• Flash Cards
• Cut out of letters of the alphabet like A , B , C , D

Methods of Teaching :

• Class Discussion
• Group Discussion
• Asking Questions
• Explanation
• Role Modelling
• Role Delegation

Reference Materials :

• Scheme of Work
• Online Information
• Textbooks
• Workbooks
• 9 Year Basic Education Curriculum
• Workbooks

Previous Knowledge :

The pupils have been taught

DIVISION OF THE ALPHABET

in their previous lesson

Behavioural Objectives :  At the end of the lesson, the pupils should be able to

• write out the letters of the alphabet

Content :

###### WRITING LETTERS OF THE ALPHABETS

At this stage, the children should be writing at least a-e. You have to start teaching both the sound and the writing at the same time.

In numeracy for Pre KG, we discussed the lines and curves. Every letter is either a line, a curve or combination of curves and lines.

Refresh the children’s minds on the lines and curves. That is the easiest way to teach them writing.

###### QUICK RECALL ON LINES AND CURVES:

Standing line= 1

Sleeping line =                        A back cuve= )

A front Curve = C

For instance, letter b is a standing line and a back curve. Letter e is a front curve and a sleeping line inside.

You have to begin to teach both the letter name, letter sound and how to write it at the same time.

If, for instance, you ask a child to write c, the child should say, ‘c— cccc, a front curve.

The children must practice writing everyday.

When it comes to writing and identification, introduce one letter at a time.

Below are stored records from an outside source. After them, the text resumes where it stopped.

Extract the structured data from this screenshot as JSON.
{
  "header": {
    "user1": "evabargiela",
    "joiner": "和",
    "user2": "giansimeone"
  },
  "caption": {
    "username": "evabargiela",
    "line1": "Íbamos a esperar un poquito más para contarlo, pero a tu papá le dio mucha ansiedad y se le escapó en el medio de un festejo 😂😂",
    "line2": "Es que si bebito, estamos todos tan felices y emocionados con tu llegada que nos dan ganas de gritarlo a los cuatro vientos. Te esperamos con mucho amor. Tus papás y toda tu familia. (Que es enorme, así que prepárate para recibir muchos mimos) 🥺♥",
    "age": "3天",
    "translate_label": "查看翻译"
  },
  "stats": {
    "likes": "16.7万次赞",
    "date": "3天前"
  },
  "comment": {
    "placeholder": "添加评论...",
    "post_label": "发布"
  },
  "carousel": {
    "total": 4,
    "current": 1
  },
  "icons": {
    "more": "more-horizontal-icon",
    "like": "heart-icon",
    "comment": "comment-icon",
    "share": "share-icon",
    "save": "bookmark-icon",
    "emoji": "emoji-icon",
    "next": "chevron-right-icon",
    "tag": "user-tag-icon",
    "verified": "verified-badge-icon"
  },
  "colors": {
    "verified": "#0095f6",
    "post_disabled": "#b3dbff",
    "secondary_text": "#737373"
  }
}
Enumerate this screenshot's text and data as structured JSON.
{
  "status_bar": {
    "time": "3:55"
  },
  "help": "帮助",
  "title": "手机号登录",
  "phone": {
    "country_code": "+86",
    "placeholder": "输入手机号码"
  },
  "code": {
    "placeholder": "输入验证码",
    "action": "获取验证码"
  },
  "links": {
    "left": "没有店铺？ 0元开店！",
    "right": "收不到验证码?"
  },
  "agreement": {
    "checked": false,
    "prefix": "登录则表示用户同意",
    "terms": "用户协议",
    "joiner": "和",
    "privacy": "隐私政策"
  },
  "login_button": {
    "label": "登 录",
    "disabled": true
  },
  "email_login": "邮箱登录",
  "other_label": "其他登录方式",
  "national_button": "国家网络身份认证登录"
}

Until the child can write the letter before you move to another letter.

*Why Children Confuse Similar Letters*

I would like to point out two of the reasons why children mix similar letters up.

1) The two letters are taught almost the same time lag; b&d, p&q etc. If letters that look or sound alike are thought almost the same time, the children will likely get confused. The is one of the reasons why the learning of alphabets do not come orderly (a, b,c,d…) in the Montessori Approach.

2) Most children do not learn how to write the letters in their correct order. Example: letter ‘d’ ought to begin with the curve; and will go up and down to form the stroke. Most children are thought to make the vertical stroke before the curve; this is not the right order. Children who learn the letter ‘b’ and ‘d’ in the same order of first making the stroke are more likely to mix them up; because the letter ‘d’ ought not to take the stroke as the first step.
The curve is the 1st, the movement of the curve up and down to form the stroke make the 2nd & 3rd movements. The same applies to p & q.

Taking note of the above suggestions can help curb the mix up by our children.

Presentation

The topic is presented step by step

Step 1:

The class teacher revises the previous topics

Step 2.

He introduces the new topic

Step 3:

The class teacher allows the pupils to give their own examples and he corrects them when the needs arise

Class Activities

Teacher : Write small letter a ( turn up down and look )

Pupils : Twenty six

Teacher  Write small letter b (stroke down and curve it )

Pupils : There are five vowel letters in the alphabet

Teacher   Write small letter c (Turn it )

Pupils : A  E  I  O  U

Evaluation :

Conclusion

The class teacher wraps up or conclude the lesson by giving out short note to summarize the topic that he or she has just taught.

The class teacher also goes round to make sure that the notes are well copied or well written by the pupils.

He or she does the necessary corrections when and where  the needs arise.

Assignment :